The Price of Green
The Rhode Island supreme court decided that Toray Plastics and Polytop Corp. have standing (decision here) to challenge the Public Utility Commission’s approval for Deepwater Wind to build a wind farm off of Block Island. Michael McElroy, lawyer for the companies, explains (in the dead-tree version of this morning’s ProJo) why this is important:
We’re pleased with the court’s decision to review the merits of the PUC’s majority approval of the purchase power agreement, especially in light of the fact that National GZrid has recently increased its estimate of the above-market costs of this project from $390 million to between $409 million and $415 million.
As Alex Kuffner of the Journal explains:
The estimates of the above-market costs increased because the cost of natural gas, which provides a third of New England’s power, has gone down because of increased supplies. The starting price in the Deepwater contract is 24.4 cents per kilowatt hour, more than three times the price that National Grid charges Rhode Island consumer through its standard offer rate.

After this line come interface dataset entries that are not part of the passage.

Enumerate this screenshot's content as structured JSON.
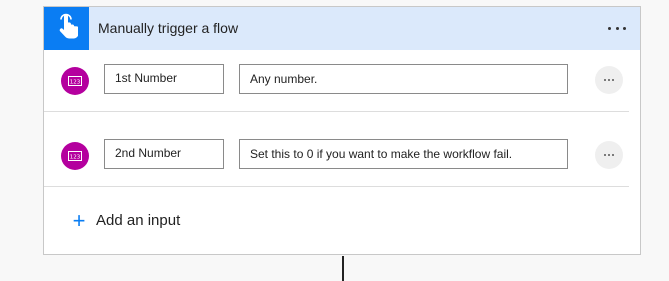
{
  "trigger": {
    "title": "Manually trigger a flow",
    "icon": "touch-hand-icon",
    "tile_color": "#0a7df3",
    "header_color": "#dbe9fb"
  },
  "inputs": [
    {
      "type_icon": "number-icon",
      "icon_color": "#b4009e",
      "name": "1st Number",
      "description": "Any number."
    },
    {
      "type_icon": "number-icon",
      "icon_color": "#b4009e",
      "name": "2nd Number",
      "description": "Set this to 0 if you want to make the workflow fail."
    }
  ],
  "add_input": {
    "label": "Add an input",
    "icon": "plus-icon"
  }
}
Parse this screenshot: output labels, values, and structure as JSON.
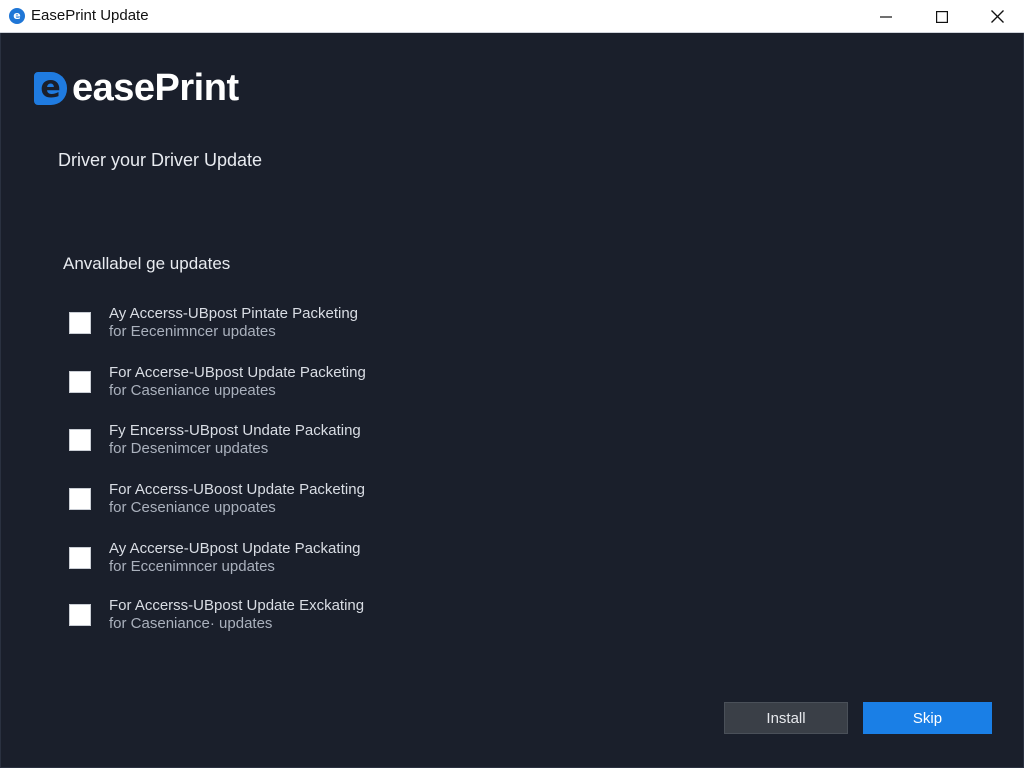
{
  "window": {
    "title": "EasePrint Update",
    "icon": "easeprint-app-icon",
    "controls": {
      "minimize_icon": "minimize-icon",
      "maximize_icon": "maximize-icon",
      "close_icon": "close-icon"
    }
  },
  "logo": {
    "mark": "e",
    "text": "easePrint"
  },
  "heading": "Driver your Driver Update",
  "section_title": "Anvallabel ge updates",
  "updates": [
    {
      "line1": "Ay Accerss-UBpost Pintate Packeting",
      "line2": "for Eecenimncer updates",
      "checked": false
    },
    {
      "line1": "For Accerse-UBpost Update Packeting",
      "line2": "for Caseniance uppeates",
      "checked": false
    },
    {
      "line1": "Fy Encerss-UBpost Undate Packating",
      "line2": "for Desenimcer updates",
      "checked": false
    },
    {
      "line1": "For Accerss-UBoost Update Packeting",
      "line2": "for Ceseniance uppoates",
      "checked": false
    },
    {
      "line1": "Ay Accerse-UBpost Update Packating",
      "line2": "for Eccenimncer updates",
      "checked": false
    },
    {
      "line1": "For Accerss-UBpost Update Exckating",
      "line2": "for Caseniance· updates",
      "checked": false
    }
  ],
  "buttons": {
    "install": "Install",
    "skip": "Skip"
  },
  "colors": {
    "background": "#1a1f2b",
    "accent": "#1a7fe6",
    "install_button": "#3a3f47"
  }
}
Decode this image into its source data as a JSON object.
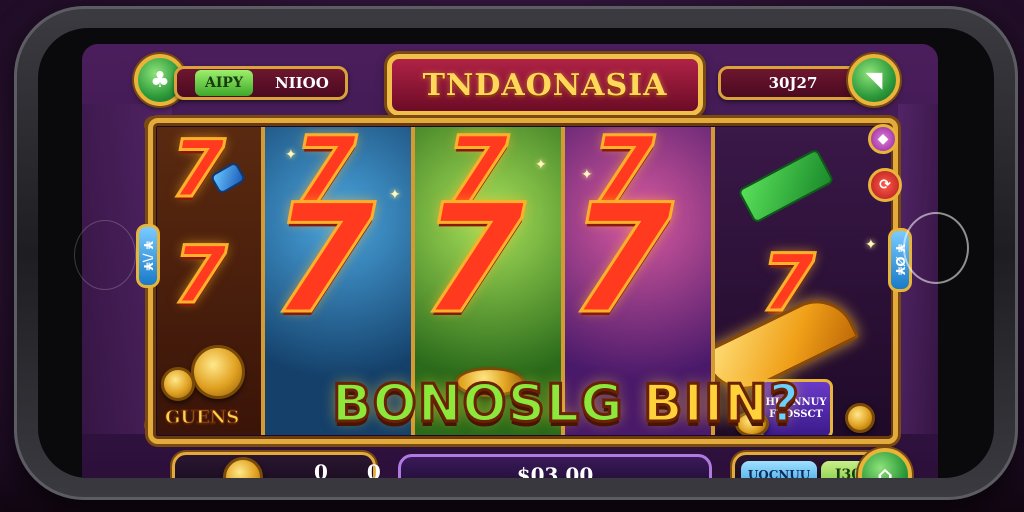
{
  "header": {
    "title": "TNDAONASIA",
    "left_tag": "AIPY",
    "left_value": "NIIOO",
    "right_value": "30J27",
    "left_icon": "clover-icon",
    "right_icon": "sound-icon"
  },
  "reels": {
    "symbol": "7",
    "left_label": "GUENS",
    "chest_label": "HUONNUY FROSSCT"
  },
  "banner": {
    "part1": "BONOSLG",
    "part2": "BIIN",
    "part3": "?"
  },
  "side": {
    "left_tab": "¥ /\\¥",
    "right_tab": "¥ Ø¥",
    "top_right_icon": "gem-icon",
    "mid_right_icon": "spin-icon"
  },
  "bottom": {
    "balance": "0 0",
    "win": "$03.00",
    "bet_label": "UOCNUU",
    "bet_value": "I30",
    "home_icon": "home-icon"
  },
  "colors": {
    "gold": "#e2ab3c",
    "seven_red": "#ff3a1e",
    "green_button": "#2c9a3a",
    "title_red": "#b02246"
  }
}
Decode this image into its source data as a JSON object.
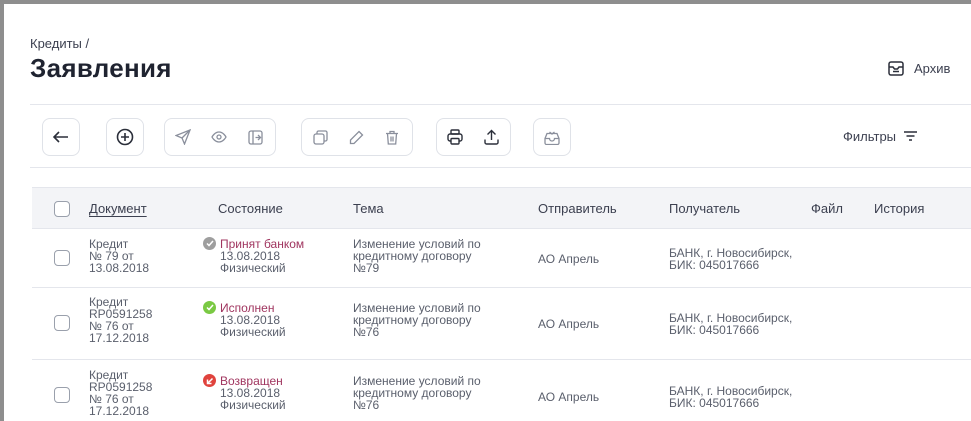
{
  "breadcrumb": "Кредиты /",
  "title": "Заявления",
  "archive": {
    "label": "Архив",
    "icon": "archive-icon"
  },
  "toolbar": {
    "icons": [
      "back-arrow-icon",
      "add-circle-icon",
      "send-icon",
      "eye-icon",
      "sign-in-icon",
      "copy-icon",
      "edit-icon",
      "delete-icon",
      "print-icon",
      "upload-icon",
      "inbox-icon"
    ]
  },
  "filters": {
    "label": "Фильтры",
    "icon": "filter-icon"
  },
  "table": {
    "headers": {
      "document": "Документ",
      "state": "Состояние",
      "topic": "Тема",
      "sender": "Отправитель",
      "recipient": "Получатель",
      "file": "Файл",
      "history": "История"
    },
    "rows": [
      {
        "document": [
          "Кредит",
          "№ 79 от",
          "13.08.2018"
        ],
        "status": {
          "label": "Принят банком",
          "icon": "check-icon",
          "color": "#9e9e9e"
        },
        "state_lines": [
          "13.08.2018",
          "Физический"
        ],
        "topic": [
          "Изменение условий по",
          "кредитному договору",
          "№79"
        ],
        "sender": "АО Апрель",
        "recipient": [
          "БАНК, г. Новосибирск,",
          "БИК: 045017666"
        ]
      },
      {
        "document": [
          "Кредит",
          "RP0591258",
          "№ 76 от",
          "17.12.2018"
        ],
        "status": {
          "label": "Исполнен",
          "icon": "check-icon",
          "color": "#7ac943"
        },
        "state_lines": [
          "13.08.2018",
          "Физический"
        ],
        "topic": [
          "Изменение условий по",
          "кредитному договору",
          "№76"
        ],
        "sender": "АО Апрель",
        "recipient": [
          "БАНК, г. Новосибирск,",
          "БИК: 045017666"
        ]
      },
      {
        "document": [
          "Кредит",
          "RP0591258",
          "№ 76 от",
          "17.12.2018"
        ],
        "status": {
          "label": "Возвращен",
          "icon": "return-icon",
          "color": "#e0433d"
        },
        "state_lines": [
          "13.08.2018",
          "Физический"
        ],
        "topic": [
          "Изменение условий по",
          "кредитному договору",
          "№76"
        ],
        "sender": "АО Апрель",
        "recipient": [
          "БАНК, г. Новосибирск,",
          "БИК: 045017666"
        ]
      }
    ]
  }
}
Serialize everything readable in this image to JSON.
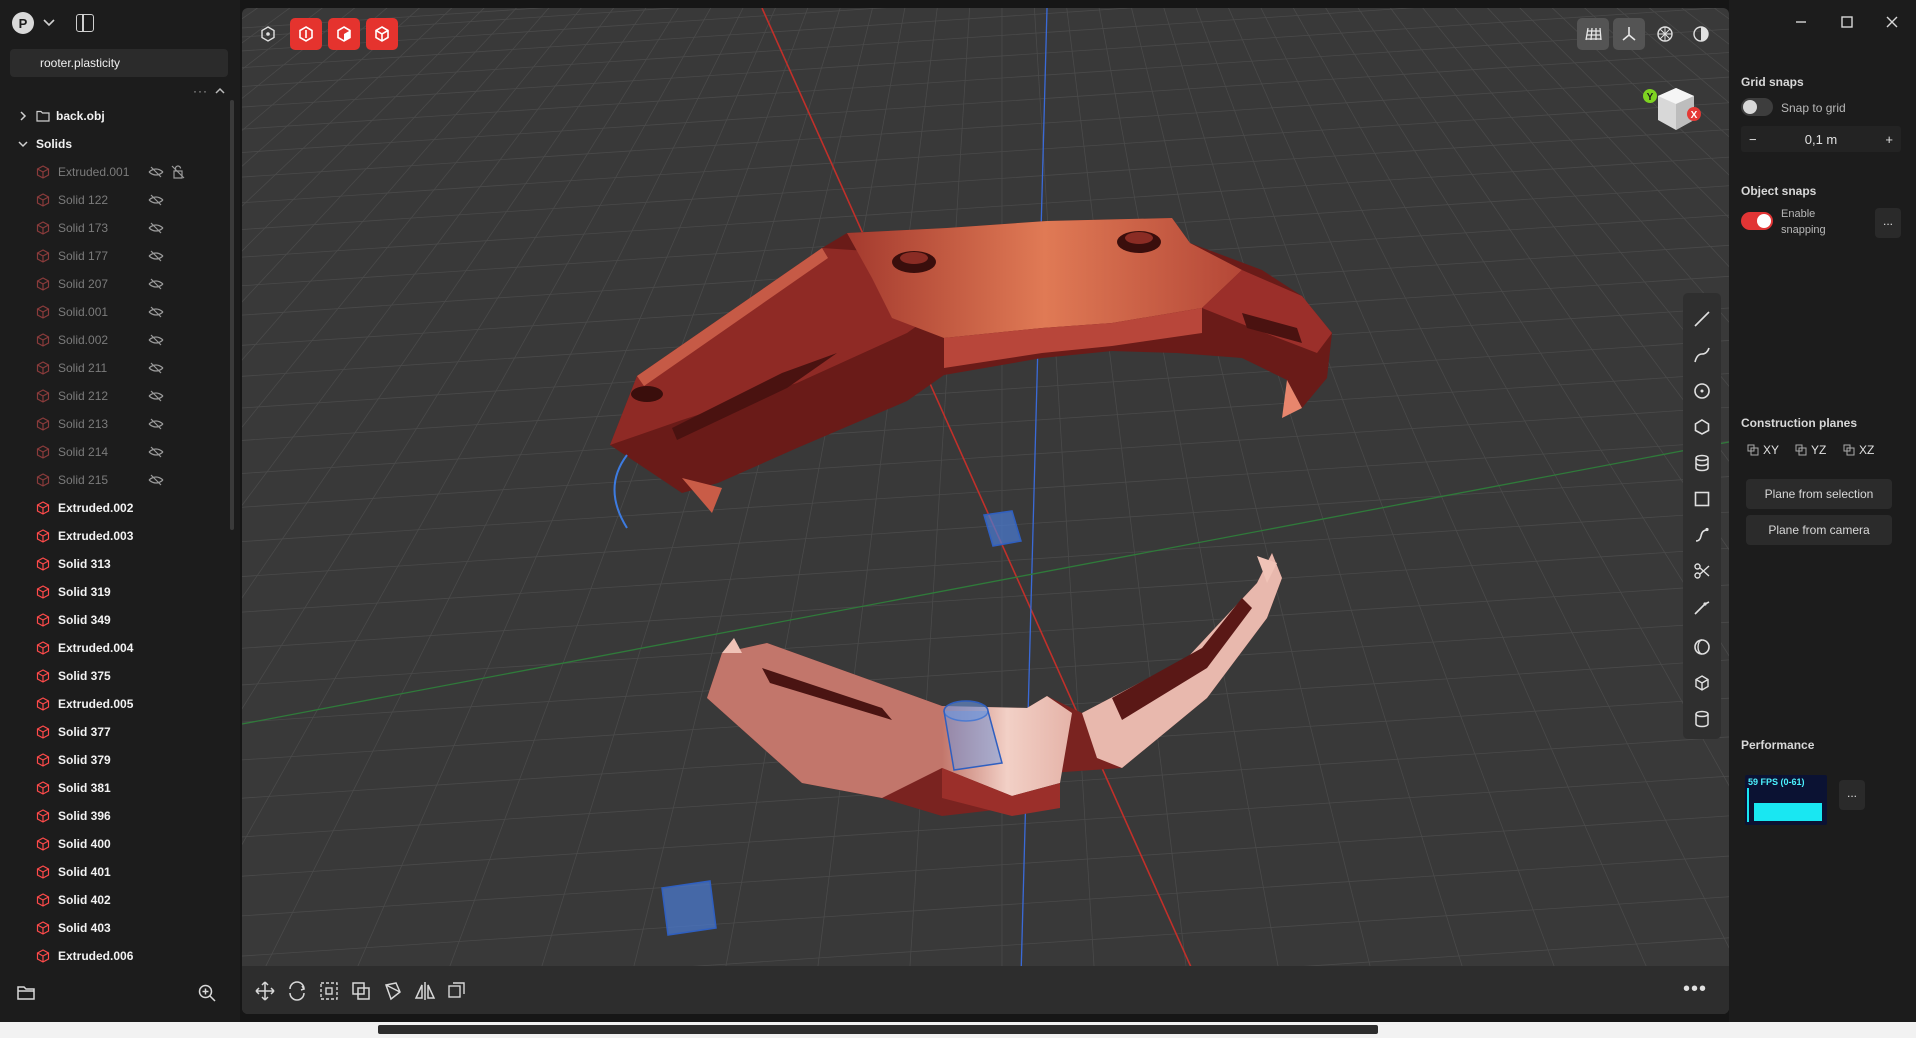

So, to clear it up, the lower energy prices go, the more subsidy (ie; rate-payer’s money) will have to go towards keeping Deepwater Wind “viable.” What a great deal. Wind power is promising and should be tried where it is economically feasible. Massive subsidization on the backs of economically troubled Rhode Islanders is hardly the way to go. At least there’s still a chance (even if it’s a small one) that, thanks to these companies, Rhode Islander’s won’t be stuck with the higher bills.